Andrew is probably not the child of Margaret’s first husband, Andrew Jackson (or Johnston) Morris as he was born after 1849, when Margaret remarried to Edward Webster. Interestingly though, it is Andrew's death certificate that lists his father's name as Andrew Jackson Morris. YDNA testing on Andrew's male descendants might be able to determine if Andrew is a Morris or a Webster.
Note: In 1860, 86 year old Ed Webster is found 3 pages over living with his daughter Elizabeth Jane Webster.
3 Sep 1870 finds Margaret living in Madison County, Alabama with son, Andrew.
In 1880, Margaret is living with son, Andrew and his wife who is also named Margaret.
According to Find a Grave, John Matthew Morris, son of Margaret, married Martha Matilda McElyea on 27 September 1865 in Limestone County, Alabama. All are buried in the old Lentzville Cemetery.
John Matthew Morris and Martha Matilda McElyea were the parents of the following children:
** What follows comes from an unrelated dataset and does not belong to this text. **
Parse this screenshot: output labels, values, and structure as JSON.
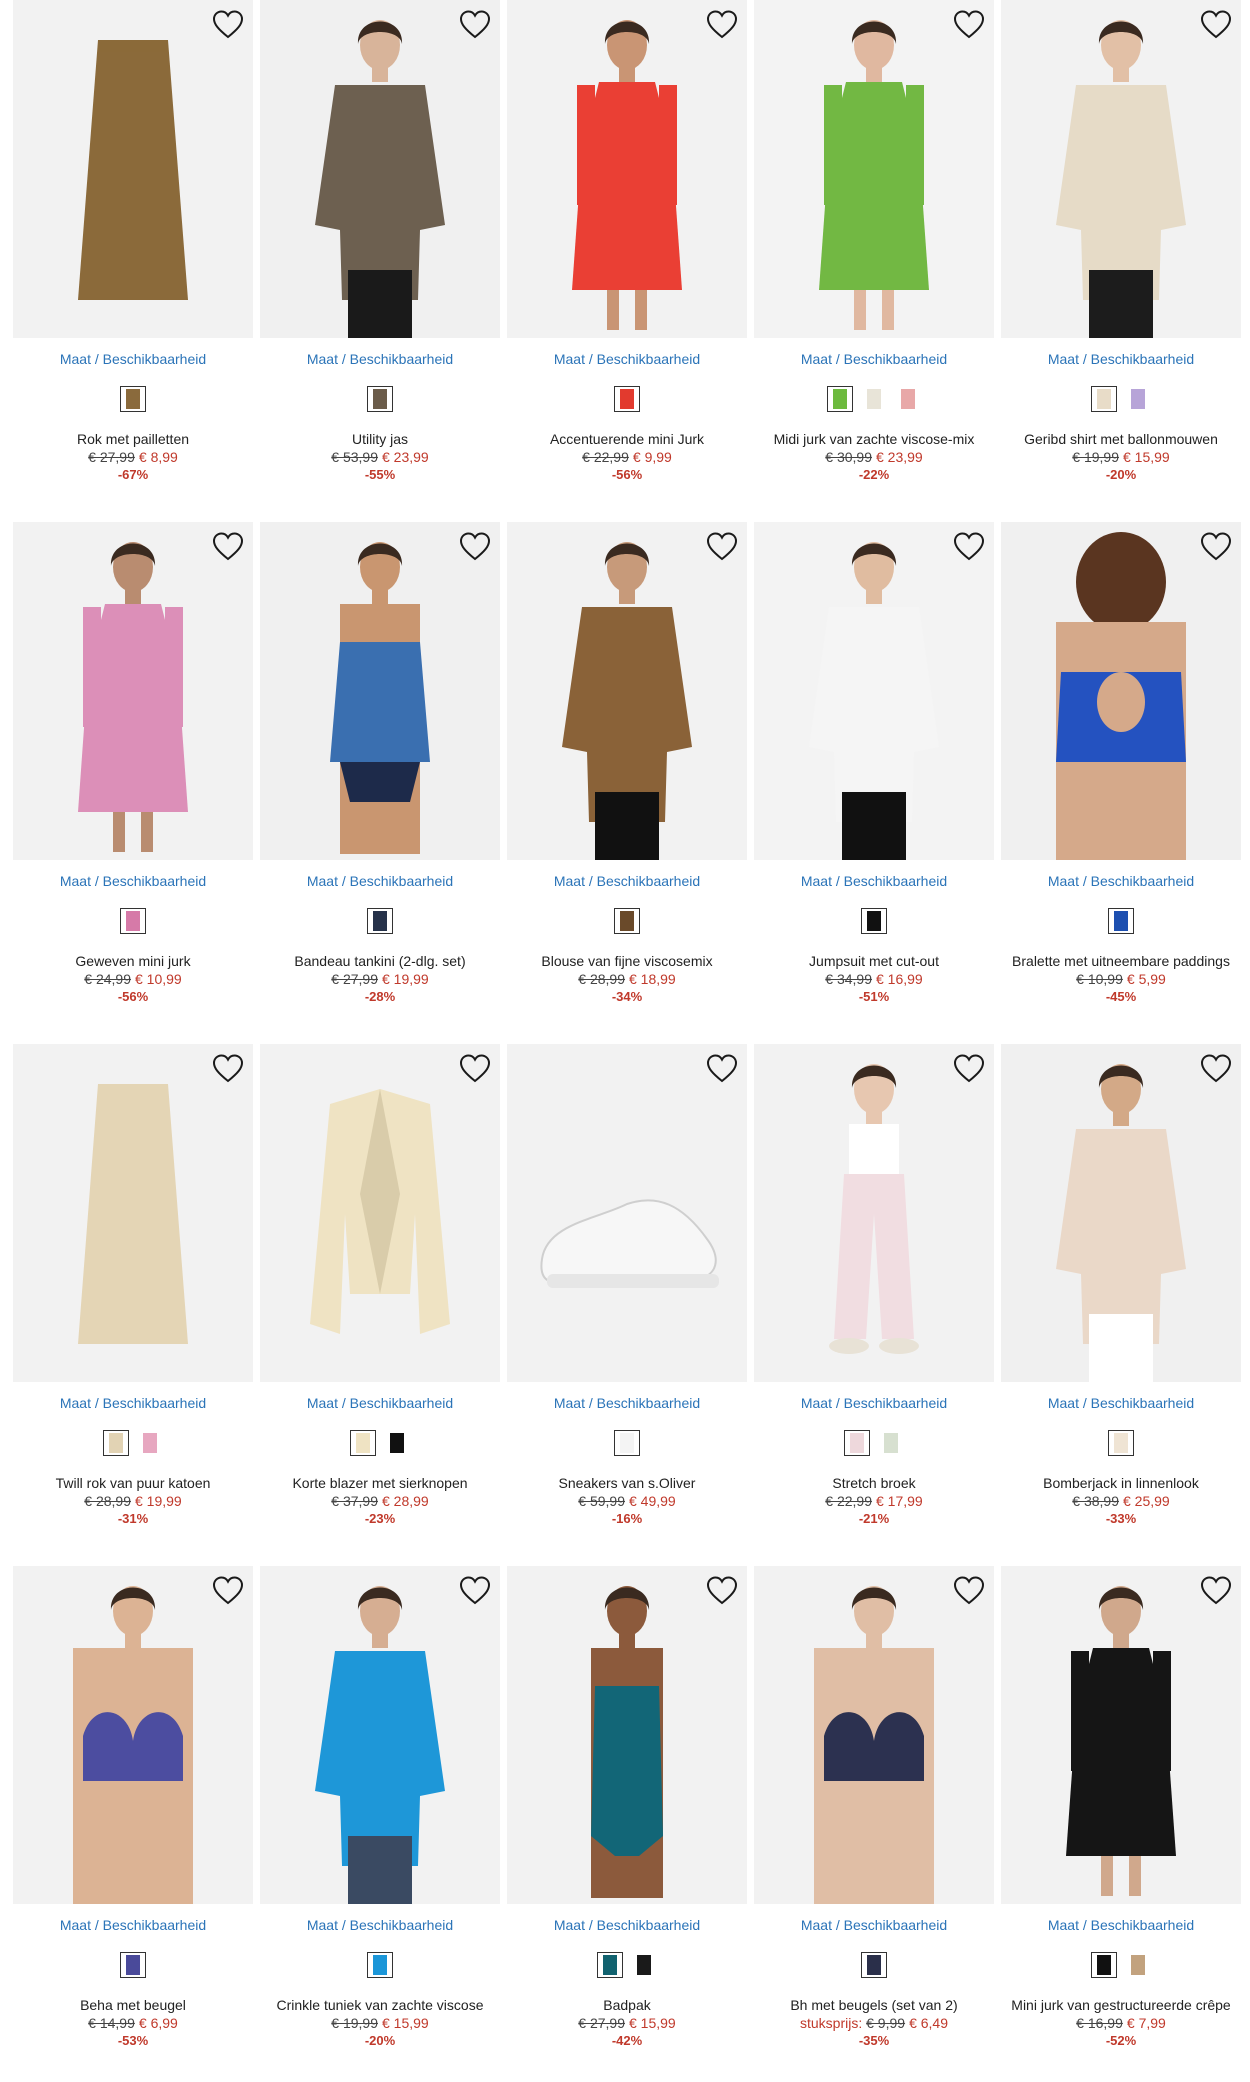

1. Patrick Henry Morris 1866-1867
2. Mollie Bee Morris 1870-1906 m. George Washington Stewart b. 11 Jun 1867 d. 2 Dec 1903
3. Walter Morris 1873-1951 m. 1st Martha J. “Mattie” Coleman b. 1876 d. 1930 m. 2nd Ethel May Dollar Ward b. 1895 d. 1982
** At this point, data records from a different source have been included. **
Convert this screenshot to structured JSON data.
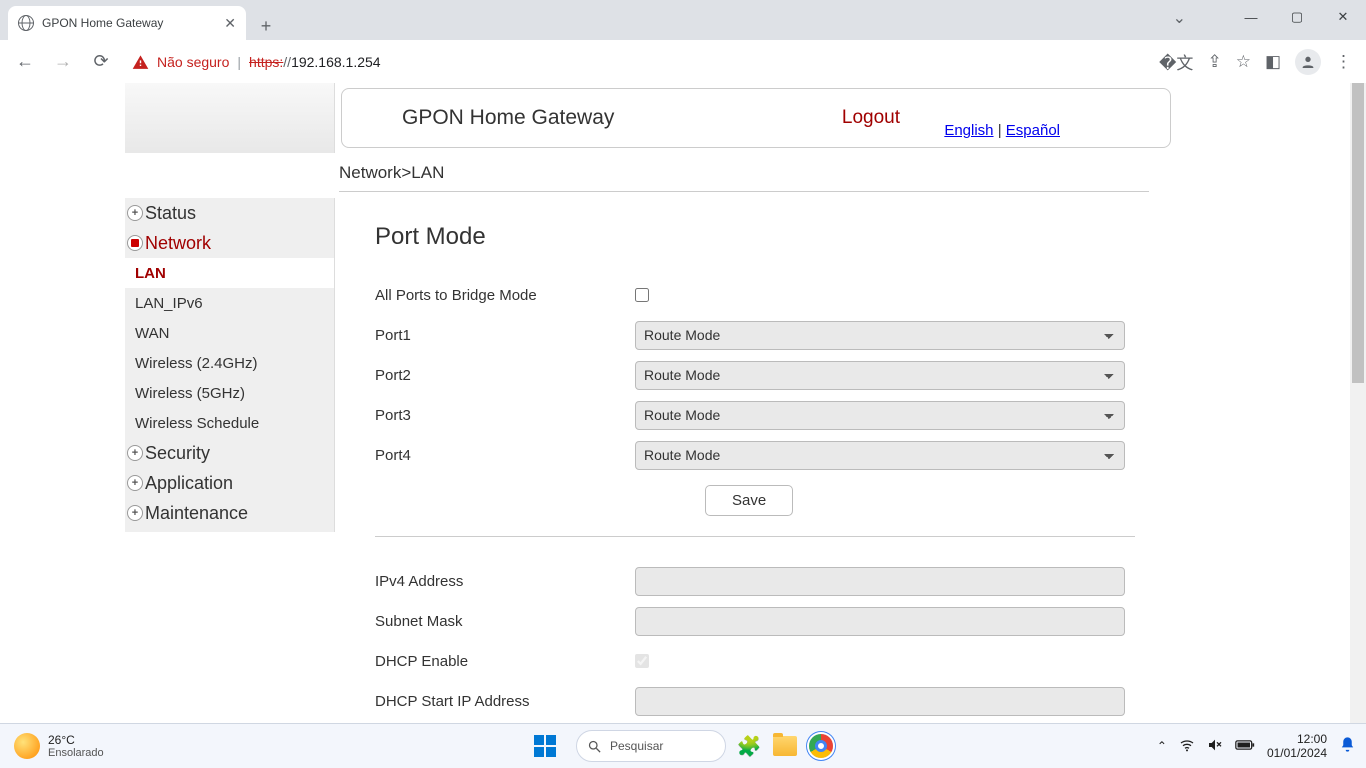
{
  "browser": {
    "tab_title": "GPON Home Gateway",
    "not_secure_label": "Não seguro",
    "url_protocol": "https:",
    "url_rest": "//",
    "url_host": "192.168.1.254"
  },
  "header": {
    "title": "GPON Home Gateway",
    "logout": "Logout",
    "lang_en": "English",
    "lang_es": "Español"
  },
  "breadcrumb": "Network>LAN",
  "sidebar": {
    "status": "Status",
    "network": "Network",
    "subs": {
      "lan": "LAN",
      "lan_ipv6": "LAN_IPv6",
      "wan": "WAN",
      "w24": "Wireless (2.4GHz)",
      "w5": "Wireless (5GHz)",
      "ws": "Wireless Schedule"
    },
    "security": "Security",
    "application": "Application",
    "maintenance": "Maintenance"
  },
  "content": {
    "portmode_h": "Port Mode",
    "all_bridge": "All Ports to Bridge Mode",
    "port1": "Port1",
    "port2": "Port2",
    "port3": "Port3",
    "port4": "Port4",
    "route_mode": "Route Mode",
    "save": "Save",
    "ipv4_addr": "IPv4 Address",
    "subnet": "Subnet Mask",
    "dhcp_en": "DHCP Enable",
    "dhcp_start": "DHCP Start IP Address"
  },
  "taskbar": {
    "temp": "26°C",
    "cond": "Ensolarado",
    "search_ph": "Pesquisar",
    "time": "12:00",
    "date": "01/01/2024"
  }
}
4. William Arthur Morris 1876-1962 m. Mary Casie “Oasie” Gatlin b. 1889 d. 1952
5. John Frederick Morris 1880-1918 m. Bertha Bass
6. Elizabeth "Lizzie" Morris 1878 - 1911 m. Earl McLemore
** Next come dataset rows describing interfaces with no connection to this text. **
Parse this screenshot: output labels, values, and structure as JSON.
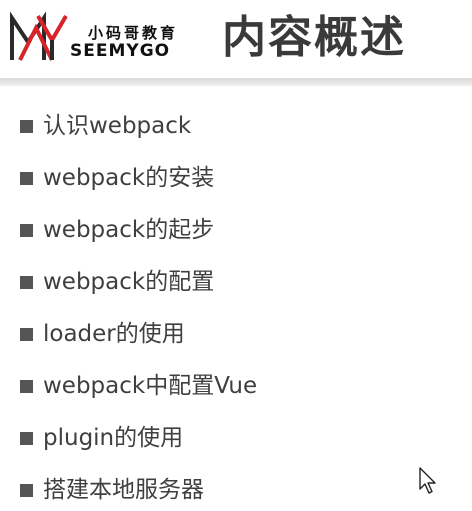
{
  "header": {
    "logo": {
      "brand_cn": "小码哥教育",
      "brand_en": "SEEMYGO"
    },
    "title": "内容概述"
  },
  "bullets": [
    "认识webpack",
    "webpack的安装",
    "webpack的起步",
    "webpack的配置",
    "loader的使用",
    "webpack中配置Vue",
    "plugin的使用",
    "搭建本地服务器"
  ],
  "colors": {
    "logo_red": "#d8232a",
    "logo_dark": "#2a2a2a",
    "title": "#3a3a3a",
    "bullet": "#555555",
    "text": "#3f3f3f"
  },
  "icons": {
    "cursor": "mouse-pointer-icon"
  }
}
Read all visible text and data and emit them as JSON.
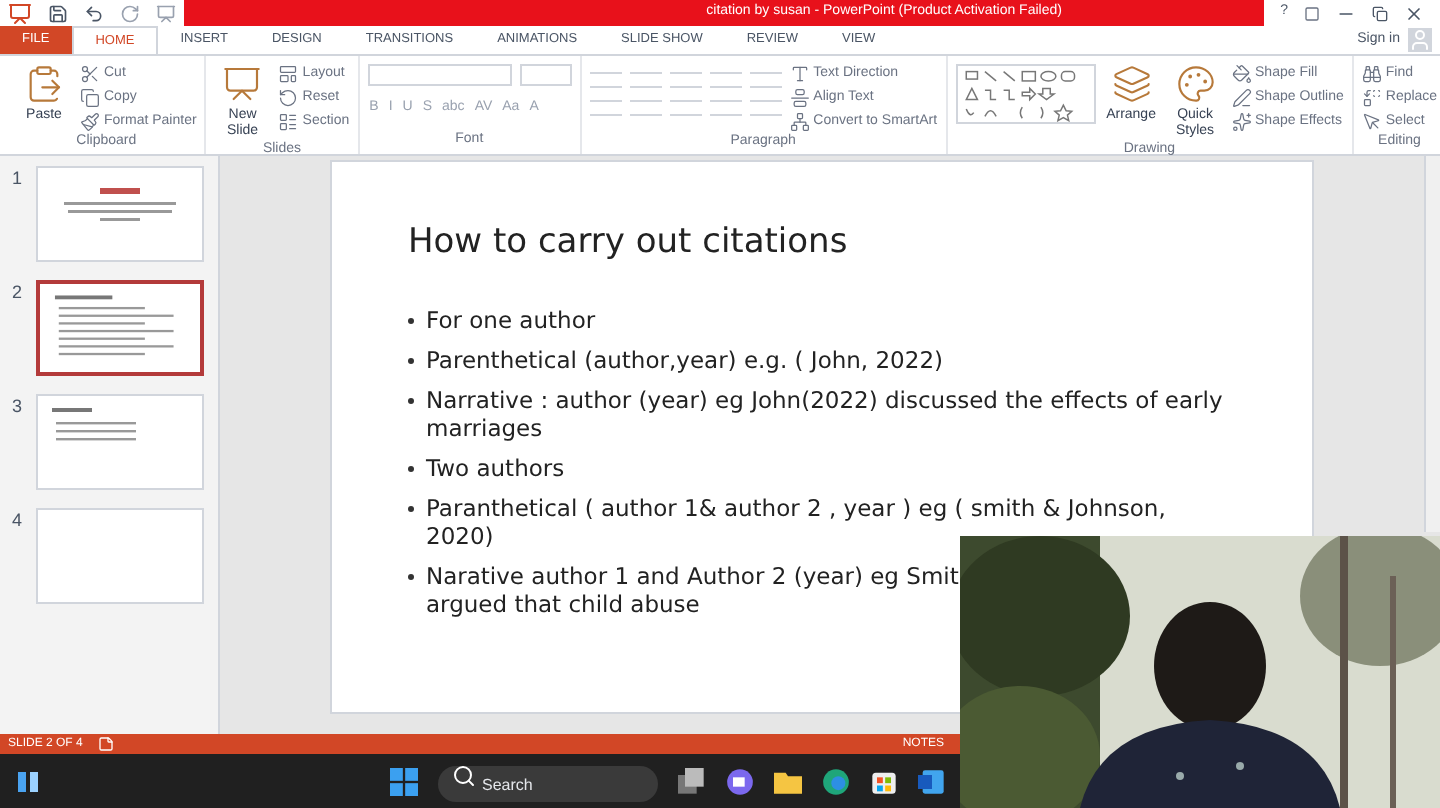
{
  "window": {
    "title": "citation by susan - PowerPoint (Product Activation Failed)",
    "help": "?"
  },
  "tabs": [
    {
      "label": "FILE",
      "kind": "file",
      "selected": false
    },
    {
      "label": "HOME",
      "kind": "tab",
      "selected": true
    },
    {
      "label": "INSERT",
      "kind": "tab",
      "selected": false
    },
    {
      "label": "DESIGN",
      "kind": "tab",
      "selected": false
    },
    {
      "label": "TRANSITIONS",
      "kind": "tab",
      "selected": false
    },
    {
      "label": "ANIMATIONS",
      "kind": "tab",
      "selected": false
    },
    {
      "label": "SLIDE SHOW",
      "kind": "tab",
      "selected": false
    },
    {
      "label": "REVIEW",
      "kind": "tab",
      "selected": false
    },
    {
      "label": "VIEW",
      "kind": "tab",
      "selected": false
    }
  ],
  "account": {
    "label": "Sign in"
  },
  "ribbon": [
    {
      "label": "Clipboard",
      "columns": [
        [
          {
            "kind": "large",
            "label": "Paste"
          }
        ],
        [
          {
            "kind": "small",
            "label": "Cut"
          },
          {
            "kind": "small",
            "label": "Copy"
          },
          {
            "kind": "small",
            "label": "Format Painter"
          }
        ]
      ]
    },
    {
      "label": "Slides",
      "columns": [
        [
          {
            "kind": "large",
            "label": "New Slide"
          }
        ],
        [
          {
            "kind": "small",
            "label": "Layout"
          },
          {
            "kind": "small",
            "label": "Reset"
          },
          {
            "kind": "small",
            "label": "Section"
          }
        ]
      ]
    },
    {
      "label": "Font",
      "columns": [
        [
          {
            "kind": "field"
          },
          {
            "kind": "format",
            "chars": [
              "B",
              "I",
              "U",
              "S",
              "abc",
              "AV",
              "Aa",
              "A"
            ]
          }
        ]
      ]
    },
    {
      "label": "Paragraph",
      "columns": [
        [
          {
            "kind": "bar"
          },
          {
            "kind": "bar"
          }
        ],
        [
          {
            "kind": "small",
            "label": "Text Direction"
          },
          {
            "kind": "small",
            "label": "Align Text"
          },
          {
            "kind": "small",
            "label": "Convert to SmartArt"
          }
        ]
      ]
    },
    {
      "label": "Drawing",
      "columns": [
        [
          {
            "kind": "gallery"
          }
        ],
        [
          {
            "kind": "large",
            "label": "Arrange"
          }
        ],
        [
          {
            "kind": "large",
            "label": "Quick Styles"
          }
        ],
        [
          {
            "kind": "small",
            "label": "Shape Fill"
          },
          {
            "kind": "small",
            "label": "Shape Outline"
          },
          {
            "kind": "small",
            "label": "Shape Effects"
          }
        ]
      ]
    },
    {
      "label": "Editing",
      "columns": [
        [
          {
            "kind": "small",
            "label": "Find"
          },
          {
            "kind": "small",
            "label": "Replace"
          },
          {
            "kind": "small",
            "label": "Select"
          }
        ]
      ]
    }
  ],
  "thumbnails": [
    {
      "number": "1",
      "kind": "title",
      "selected": false
    },
    {
      "number": "2",
      "kind": "bullets",
      "selected": true
    },
    {
      "number": "3",
      "kind": "short",
      "selected": false
    },
    {
      "number": "4",
      "kind": "blank",
      "selected": false
    }
  ],
  "slide": {
    "title": "How to carry out citations",
    "bullets": [
      {
        "lines": [
          "For one author"
        ]
      },
      {
        "lines": [
          "Parenthetical (author,year) e.g. ( John, 2022)"
        ]
      },
      {
        "lines": [
          "Narrative : author (year) eg   John(2022) discussed the effects of early",
          "marriages"
        ]
      },
      {
        "lines": [
          "Two authors"
        ]
      },
      {
        "lines": [
          "Paranthetical  ( author 1& author 2 , year ) eg ( smith & Johnson,",
          "2020)"
        ]
      },
      {
        "lines": [
          "Narative  author 1 and Author 2 (year) eg Smit",
          "argued that child abuse"
        ]
      }
    ]
  },
  "status_bar": {
    "slide_indicator": "SLIDE 2 OF 4",
    "notes": "NOTES"
  },
  "taskbar": {
    "search": {
      "placeholder": "Search"
    }
  }
}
7. Mattie Morris 1885-1961 m. James Samuel Washington “Jim” Barker b. 1881 d. 1955
8. Eddie Morris 1886-1907
Note: Find a Grave memorial has Clytus R. Morris 1894 – 1962 listed as the child of John and Martha, he is actually their grandson and son of Walter.
Limestone County, Alabama was formed in 1818 from land given up by the Chickasaw and Cherokee. That same year, Revolutionary War veteran John Henry Lentz, and wife Savilla, settled on the banks of the Elk River. Lentz was granted land for his military service. Eventually, the family's settlement grew to the community of Lentzville. Lentzville Road follows the river where the growing town had thrived.
For more info: https://www.enewscourier.com/alabama-ghost-towns-lentzville/article_824390c8-f976-11ec-a09c-f7f3d68292eb.html
The Lentzville Methodist Church still stands in front of the Lentzville Cemetery where John, Savilla, and members of their family are buried. Savilla's headstone in Lentzville cemetery reads, “Pioneer mother of eleven children.” The other side of the stone reads, “She came to Limestone County in 1818. Was burned on April 25, 1847 and died May 6, 1847.”
Henry Lentz applied for his Revolutionary War pension in 1832. He was noted as aged 75years. He served four tours in the Revolutionary War. His first three tours were served in 1775, 1778, and 1779 while a resident of Mecklenburg County, North Carolina. His fourth tour was served in 1781 under Captain Dred Harris while residing in Montgomery County, North Carolina. After the war, Henry states that he lived in Montgomery, Rowan, Lincoln, and Buncombe, North Carolina. He moved to Blount County, Tennessee and then to Madison County, Alabama, then to Limestone County, Alabama.
Well written. I felt as if I knew these people!ReplyDelete